Ipsos MORI and its partner, the Institute of Criminal Justice Studies (ICJS) at the University of Portsmouth, were commissioned by the Department for Digital, Culture, Media and Sport (DCMS) to carry out the latest Cyber Security Breaches Survey, as part of the UK Government’s National Cyber Security Programme. It follows earlier surveys in the same series carried out in 2018, 2017 and 2016.
The 2019 survey highlights the persistent threat of cyber-attacks facing businesses and charities with around a third of businesses (32%) and a fifth of charities (22%) having suffered a cyber breach or attack in the past 12 months. This represented a significant fall in the number of businesses identifying breaches (down from 43% in 2018, and 46% in 2017). The charities result was similar to 2018.
Among organisations identifying breaches or attacks, the most common types identified are phishing attacks, identified by 80% of businesses and 81% of charities, followed by instances of others impersonating an organisation in emails or online (28% of businesses and 20% of charities) and viruses or other, spyware or malware, including ransomware attacks (identified by 27% of businesses and 20% of charities).
This year’s survey shows that cyber security is a growing priority for senior management, with over three-quarters of UK businesses (78%) and charities (75%) saying that cyber security is a high priority for their senior management. This is a significant increase since 2018 when these proportions were 74% for businesses and 53% of charities.
Reflecting this change in attitudes, there have also been shifts in action taken in this latest survey:
- More businesses (57%, vs. 51% in 2018) and charities (43%, vs. 27% in 2018) update their senior management on actions taken around cyber security at least once a quarter.
- Both businesses (27%, vs. 20% in 2018) and charities (29%, vs. 15% in 2018) are more likely to have had staff attend any kind of cyber security training in the last 12 months.
- Written cyber security policies are more common both among businesses (33%, vs. 27% in 2018) and charities (36%, vs. 21% in 2018).
Insights from the qualitative interviews suggests that GDPR has encouraged many organisations over the past year to engage formally with cyber security for the first time, and others to strengthen their existing policies and processes. However, the survey also shows that there is more that organisations can do to protect themselves from cyber risks. This includes important actions which are still relatively uncommon, such as board-level involvement in cyber security, monitoring suppliers and planning incident response.

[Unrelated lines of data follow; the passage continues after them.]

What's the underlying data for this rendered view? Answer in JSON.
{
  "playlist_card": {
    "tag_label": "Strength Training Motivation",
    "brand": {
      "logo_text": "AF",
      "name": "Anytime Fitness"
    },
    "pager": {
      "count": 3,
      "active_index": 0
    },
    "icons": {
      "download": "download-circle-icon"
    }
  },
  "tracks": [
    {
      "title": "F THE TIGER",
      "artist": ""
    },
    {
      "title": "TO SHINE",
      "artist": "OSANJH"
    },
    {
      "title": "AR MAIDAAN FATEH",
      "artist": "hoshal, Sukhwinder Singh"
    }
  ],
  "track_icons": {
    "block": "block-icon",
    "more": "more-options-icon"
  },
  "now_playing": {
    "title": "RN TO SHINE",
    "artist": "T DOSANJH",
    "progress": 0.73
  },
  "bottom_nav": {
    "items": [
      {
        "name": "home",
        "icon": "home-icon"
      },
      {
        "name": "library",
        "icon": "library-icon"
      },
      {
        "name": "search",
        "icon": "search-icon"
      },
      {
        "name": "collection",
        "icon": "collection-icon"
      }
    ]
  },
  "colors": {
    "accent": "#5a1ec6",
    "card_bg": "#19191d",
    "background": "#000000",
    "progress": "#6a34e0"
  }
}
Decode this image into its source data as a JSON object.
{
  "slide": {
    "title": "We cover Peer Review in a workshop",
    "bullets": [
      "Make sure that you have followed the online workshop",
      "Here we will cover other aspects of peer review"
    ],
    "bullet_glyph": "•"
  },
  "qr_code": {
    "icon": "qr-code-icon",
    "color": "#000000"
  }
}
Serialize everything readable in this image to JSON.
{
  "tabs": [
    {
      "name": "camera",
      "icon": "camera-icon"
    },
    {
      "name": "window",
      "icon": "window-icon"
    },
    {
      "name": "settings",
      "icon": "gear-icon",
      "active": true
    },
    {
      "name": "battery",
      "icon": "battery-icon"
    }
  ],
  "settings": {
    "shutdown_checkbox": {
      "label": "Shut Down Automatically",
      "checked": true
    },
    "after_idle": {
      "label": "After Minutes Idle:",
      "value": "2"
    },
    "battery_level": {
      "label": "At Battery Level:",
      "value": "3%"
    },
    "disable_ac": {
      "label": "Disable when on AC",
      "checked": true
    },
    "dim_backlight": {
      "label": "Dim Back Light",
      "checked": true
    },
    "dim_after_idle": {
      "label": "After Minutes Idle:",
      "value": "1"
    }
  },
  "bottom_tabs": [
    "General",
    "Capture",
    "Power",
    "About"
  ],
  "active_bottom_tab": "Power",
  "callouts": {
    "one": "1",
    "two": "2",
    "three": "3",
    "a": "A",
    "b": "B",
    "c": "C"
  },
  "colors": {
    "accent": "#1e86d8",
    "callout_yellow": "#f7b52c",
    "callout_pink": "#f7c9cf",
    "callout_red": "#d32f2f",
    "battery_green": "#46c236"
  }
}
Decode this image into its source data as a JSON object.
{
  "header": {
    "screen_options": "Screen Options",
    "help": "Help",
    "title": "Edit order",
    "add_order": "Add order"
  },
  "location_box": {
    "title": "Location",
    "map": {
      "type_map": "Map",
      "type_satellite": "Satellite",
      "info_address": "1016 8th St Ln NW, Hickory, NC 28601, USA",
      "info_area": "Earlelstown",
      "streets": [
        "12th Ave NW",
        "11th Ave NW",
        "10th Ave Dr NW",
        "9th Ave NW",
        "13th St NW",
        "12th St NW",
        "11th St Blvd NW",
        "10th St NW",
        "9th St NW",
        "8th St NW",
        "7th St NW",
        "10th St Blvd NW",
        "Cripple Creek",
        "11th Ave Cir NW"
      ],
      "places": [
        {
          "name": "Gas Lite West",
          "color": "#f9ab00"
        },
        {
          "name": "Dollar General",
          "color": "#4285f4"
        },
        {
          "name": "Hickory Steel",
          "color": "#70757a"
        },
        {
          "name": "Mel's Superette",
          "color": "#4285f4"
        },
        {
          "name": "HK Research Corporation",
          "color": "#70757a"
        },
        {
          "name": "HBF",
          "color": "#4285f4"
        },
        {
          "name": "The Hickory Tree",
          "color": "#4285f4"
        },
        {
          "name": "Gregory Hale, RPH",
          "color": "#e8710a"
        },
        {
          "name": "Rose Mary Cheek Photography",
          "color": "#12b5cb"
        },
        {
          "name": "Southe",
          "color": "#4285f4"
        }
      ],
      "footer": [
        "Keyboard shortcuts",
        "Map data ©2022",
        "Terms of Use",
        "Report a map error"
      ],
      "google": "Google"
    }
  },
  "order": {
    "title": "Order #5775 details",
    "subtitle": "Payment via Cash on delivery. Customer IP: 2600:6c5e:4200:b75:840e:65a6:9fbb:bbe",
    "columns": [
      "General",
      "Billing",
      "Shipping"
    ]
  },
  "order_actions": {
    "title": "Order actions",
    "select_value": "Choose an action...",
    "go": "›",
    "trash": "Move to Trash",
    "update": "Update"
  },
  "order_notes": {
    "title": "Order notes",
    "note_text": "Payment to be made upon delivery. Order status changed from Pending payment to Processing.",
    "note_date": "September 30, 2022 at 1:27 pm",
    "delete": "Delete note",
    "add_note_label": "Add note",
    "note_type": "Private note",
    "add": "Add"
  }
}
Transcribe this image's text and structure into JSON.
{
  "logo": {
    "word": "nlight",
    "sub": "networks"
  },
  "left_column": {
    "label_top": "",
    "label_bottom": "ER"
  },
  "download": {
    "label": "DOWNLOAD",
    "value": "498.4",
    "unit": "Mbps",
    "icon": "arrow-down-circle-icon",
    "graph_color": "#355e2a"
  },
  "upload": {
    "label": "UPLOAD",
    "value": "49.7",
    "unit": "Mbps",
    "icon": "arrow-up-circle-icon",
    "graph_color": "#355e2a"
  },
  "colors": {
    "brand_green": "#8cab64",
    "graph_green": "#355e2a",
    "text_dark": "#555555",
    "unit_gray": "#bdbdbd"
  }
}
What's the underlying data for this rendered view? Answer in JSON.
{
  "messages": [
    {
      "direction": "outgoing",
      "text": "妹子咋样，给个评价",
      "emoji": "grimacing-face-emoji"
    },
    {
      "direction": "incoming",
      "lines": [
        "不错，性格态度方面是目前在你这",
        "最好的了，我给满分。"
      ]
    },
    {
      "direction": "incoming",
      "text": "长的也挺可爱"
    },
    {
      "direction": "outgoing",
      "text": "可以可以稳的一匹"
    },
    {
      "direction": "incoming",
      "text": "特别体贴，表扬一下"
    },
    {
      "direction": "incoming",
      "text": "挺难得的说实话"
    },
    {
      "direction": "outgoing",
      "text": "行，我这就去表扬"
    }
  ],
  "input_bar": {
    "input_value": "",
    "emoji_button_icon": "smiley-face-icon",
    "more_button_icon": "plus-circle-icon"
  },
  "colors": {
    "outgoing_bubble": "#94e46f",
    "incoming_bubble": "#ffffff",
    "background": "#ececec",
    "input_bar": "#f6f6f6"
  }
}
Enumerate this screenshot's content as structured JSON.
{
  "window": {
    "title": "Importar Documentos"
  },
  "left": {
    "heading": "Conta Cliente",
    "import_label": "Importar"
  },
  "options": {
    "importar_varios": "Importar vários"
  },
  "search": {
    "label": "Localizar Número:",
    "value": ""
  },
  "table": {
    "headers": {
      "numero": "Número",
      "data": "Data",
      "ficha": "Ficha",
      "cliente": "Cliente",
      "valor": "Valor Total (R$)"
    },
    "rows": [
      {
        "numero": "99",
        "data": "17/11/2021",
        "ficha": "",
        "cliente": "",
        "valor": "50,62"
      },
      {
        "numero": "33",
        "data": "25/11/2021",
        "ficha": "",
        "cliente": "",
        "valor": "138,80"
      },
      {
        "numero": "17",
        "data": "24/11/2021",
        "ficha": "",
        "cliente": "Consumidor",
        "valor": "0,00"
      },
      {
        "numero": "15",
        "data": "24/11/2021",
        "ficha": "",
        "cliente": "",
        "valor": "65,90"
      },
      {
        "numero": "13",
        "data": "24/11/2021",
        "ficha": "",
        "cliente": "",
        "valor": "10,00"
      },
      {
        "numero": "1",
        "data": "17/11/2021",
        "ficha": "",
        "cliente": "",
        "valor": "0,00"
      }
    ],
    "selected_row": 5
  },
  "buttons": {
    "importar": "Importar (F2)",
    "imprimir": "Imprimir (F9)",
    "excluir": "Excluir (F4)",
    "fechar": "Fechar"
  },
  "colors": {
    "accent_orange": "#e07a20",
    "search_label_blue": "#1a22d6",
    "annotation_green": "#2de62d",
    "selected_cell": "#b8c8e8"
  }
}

- The Cyber Security Breaches Survey is an Official Statistic and has been produced to the standards set out in the Code of Practice for Official Statistics.
- Ipsos MORI surveyed 1,566 UK businesses (including 488 large businesses employing 250 or more staff) and 514 UK registered charities by telephone from 10 October to 20 December 2018.
- Sole traders and public sector organisations were outside the scope of the survey, so were excluded. In addition, businesses with no IT capacity or online presence were deemed ineligible, which meant that a small number of specific sectors (agriculture, forestry and fishing) were excluded.
- Both the businesses and charities data have been weighted to be statistically representative of these two populations.
- A total of 52 in-depth interviews were undertaken in January and February 2019 to follow up businesses and charities that participated in the survey.